The effects of seasonality on blood pressure (BP) and cardiovascular events are well established. However, the influence of seasonality and other environmental factors such as air pollutants on arterial stiffness, a key parameter for cardiovascular risk stratification in hypertensive patients, has never been analyzed. This cross-sectional study aimed at investigating whether seasonality (daily number of hours of light) and acute variations in outdoor temperature and air pollutants may affect carotid-femoral pulse wave velocity (PWV).Design and method:
731 hypertensive patients aged 30–88 years, 417 treated with antihypertensive drugs (241 men) seeking medical consultation in our outpatient clinics during a 5-year period (2006–2011) were enrolled. PWV and central BP values were measured noninvasively in a quiet, temperature-controlled (22–24°C) room. Data of the local office of the National Climatic Data Observatory were used to estimate meteorological conditions and air pollutants (PM10, O3, CO, N2O) exposure the same day of the vascular examination.Results:
PWV (mean value 8.5 ± 1.8 m/s) was related to age (r = 0.467, p < 0.001), body mass index (BMI) (r = 0.132, p < 0.001), central systolic (r = 0.414, p < 0.001) and diastolic BP (r = 0.093, p = 0.013), daylight hours (r = −0.176, p < 0.001), mean outdoor temperature (r = −0.082, p = 0.027), O3 (r = −0.135, p < 0.001), CO (r = 0.096, p = 0.012), N2O (r = 0.087, p = 0.022) in the univariate analysis. Moreover PWV was higher in individuals with chronic kidney disease (CKD) (9.7 ± 2.4 vs 8.4 ± 1.7 m/s, p < 0.001), impaired fasting glucose (IFG)/diabetes mellitus (DM) (8.9 ± 1.9 m/s vs 8.4 ± 1.7, p < 0.001) and hypertriglyceridemia (8.7 ± 1.8 vs 8.4 ± 1.8 m/s, p = 0.04). In multiple linear regression analysis, adjusted for confounders, PWV was associated with daylight hours (β = −0.170; 95% CI: −0.273 to −0.067, p = 0.001). Daylight hours explained 1.2% of the variance of PWV in the overall population. Neither air pollutants concentration nor outdoor temperature remained significantly associated with PWV. The association between PWV and daylight hours was significant in untreated (p = 0.002) but not in treated patients (p = 0.08).Conclusions:

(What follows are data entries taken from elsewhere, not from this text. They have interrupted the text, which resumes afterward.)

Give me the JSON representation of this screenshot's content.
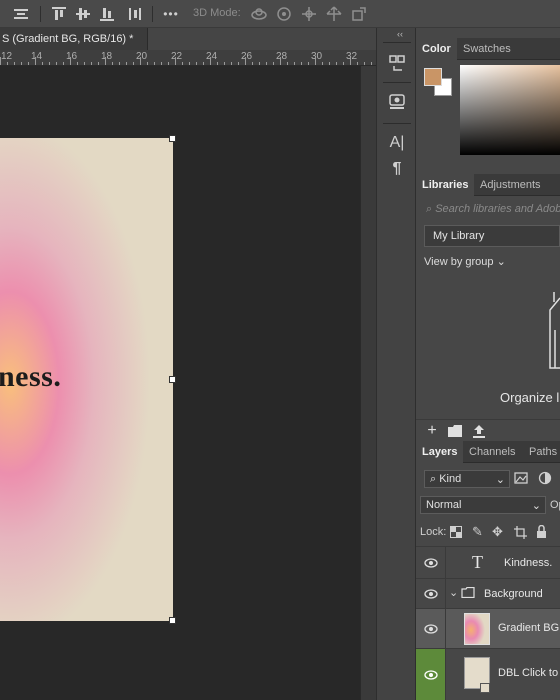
{
  "option_bar": {
    "mode_3d_label": "3D Mode:",
    "more_label": "•••",
    "icons": [
      "align-left-icon",
      "align-top-icon",
      "align-vcenter-icon",
      "align-bottom-icon",
      "distribute-icon",
      "more-icon",
      "orbit-3d-icon",
      "roll-3d-icon",
      "pan-3d-icon",
      "slide-3d-icon",
      "scale-3d-icon"
    ]
  },
  "document": {
    "tab_title": "S (Gradient BG, RGB/16) *",
    "ruler_ticks": [
      "12",
      "14",
      "16",
      "18",
      "20",
      "22",
      "24",
      "26",
      "28",
      "30",
      "32"
    ],
    "artboard_text": "ness."
  },
  "tool_strip": {
    "collapse_glyph": "‹‹",
    "character_glyph": "A|",
    "paragraph_glyph": "¶"
  },
  "color_panel": {
    "tabs": [
      "Color",
      "Swatches"
    ],
    "foreground_color": "#c99566",
    "background_color": "#ffffff"
  },
  "libraries_panel": {
    "tabs": [
      "Libraries",
      "Adjustments"
    ],
    "search_placeholder": "Search libraries and Adob",
    "library_name": "My Library",
    "view_by": "View by group",
    "organize_text": "Organize l"
  },
  "layers_panel": {
    "tabs": [
      "Layers",
      "Channels",
      "Paths"
    ],
    "filter_kind": "Kind",
    "blend_mode": "Normal",
    "opacity_label": "Op",
    "lock_label": "Lock:",
    "layers": [
      {
        "name": "Kindness.",
        "type": "text"
      },
      {
        "name": "Background",
        "type": "group"
      },
      {
        "name": "Gradient BG",
        "type": "image"
      },
      {
        "name": "DBL Click to C",
        "type": "smart-object"
      }
    ]
  },
  "colors": {
    "accent_green": "#5d8a3a",
    "selected_layer": "#5a5a5a"
  }
}
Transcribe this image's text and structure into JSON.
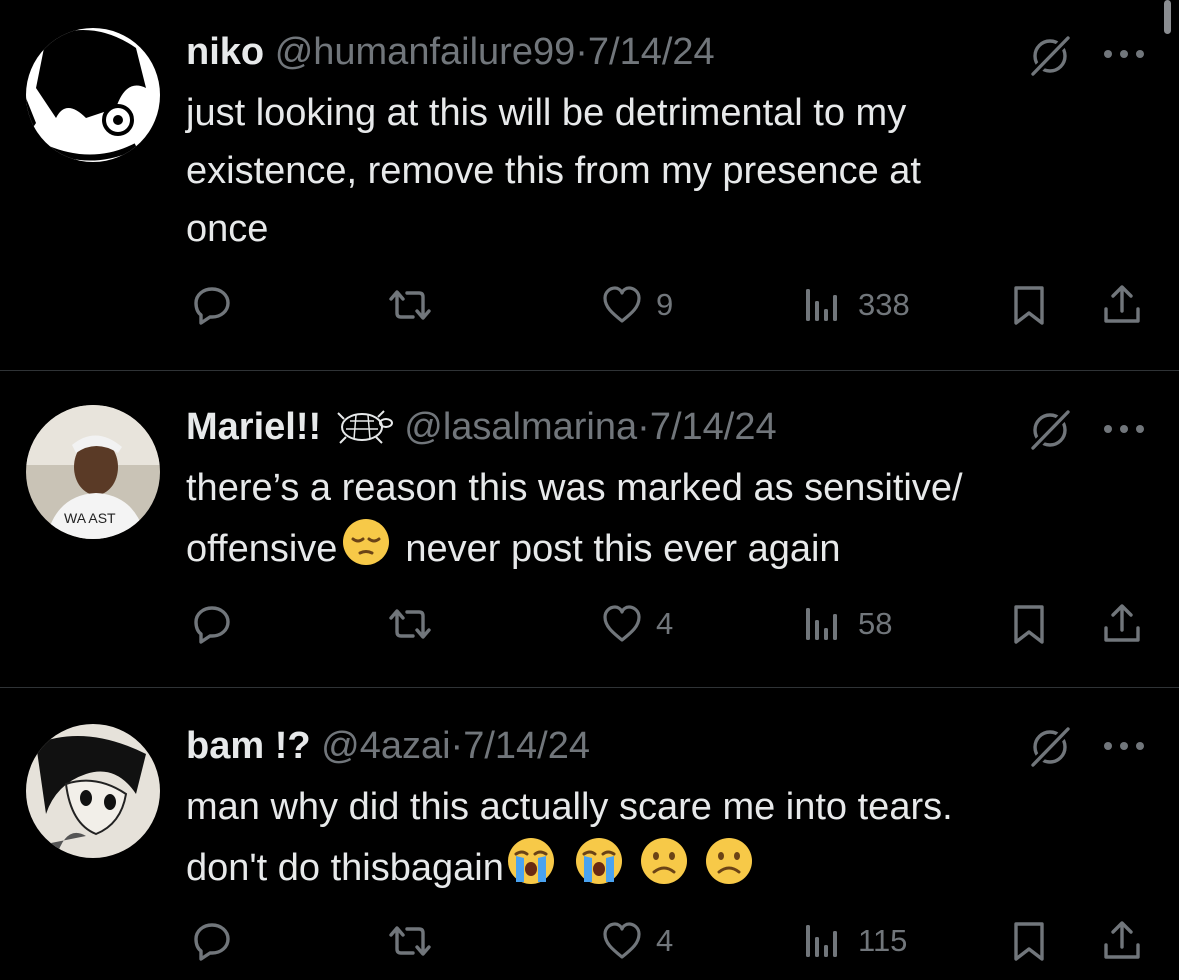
{
  "replies": [
    {
      "name": "niko",
      "handle": "@humanfailure99",
      "sep": "·",
      "date": "7/14/24",
      "body_lines": [
        "just looking at this will be detrimental to my",
        "existence, remove this from my presence at",
        "once"
      ],
      "likes": "9",
      "views": "338"
    },
    {
      "name": "Mariel!!",
      "name_emoji": "turtle",
      "handle": "@lasalmarina",
      "sep": "·",
      "date": "7/14/24",
      "body_lines": [
        "there’s a reason this was marked as sensitive/",
        "offensive",
        "never post this ever again"
      ],
      "body_emojis": [
        "pensive-face"
      ],
      "likes": "4",
      "views": "58"
    },
    {
      "name": "bam !?",
      "handle": "@4azai",
      "sep": "·",
      "date": "7/14/24",
      "body_lines": [
        "man why did this actually scare me into tears.",
        "don't do thisbagain"
      ],
      "body_emojis": [
        "loudly-crying-face",
        "loudly-crying-face",
        "frowning-face",
        "frowning-face"
      ],
      "likes": "4",
      "views": "115"
    }
  ],
  "colors": {
    "background": "#000000",
    "text": "#e7e9ea",
    "muted": "#71767b",
    "divider": "#2f3336",
    "emoji": "#f7c948"
  }
}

Seasonality, expressed by the daily number of hours of light, independently affect PWV. The relationship is stronger in untreated patients. Thus, seasonality should be taken into account when assessing arterial stiffness for cardiovascular risk stratification or in clinical trials.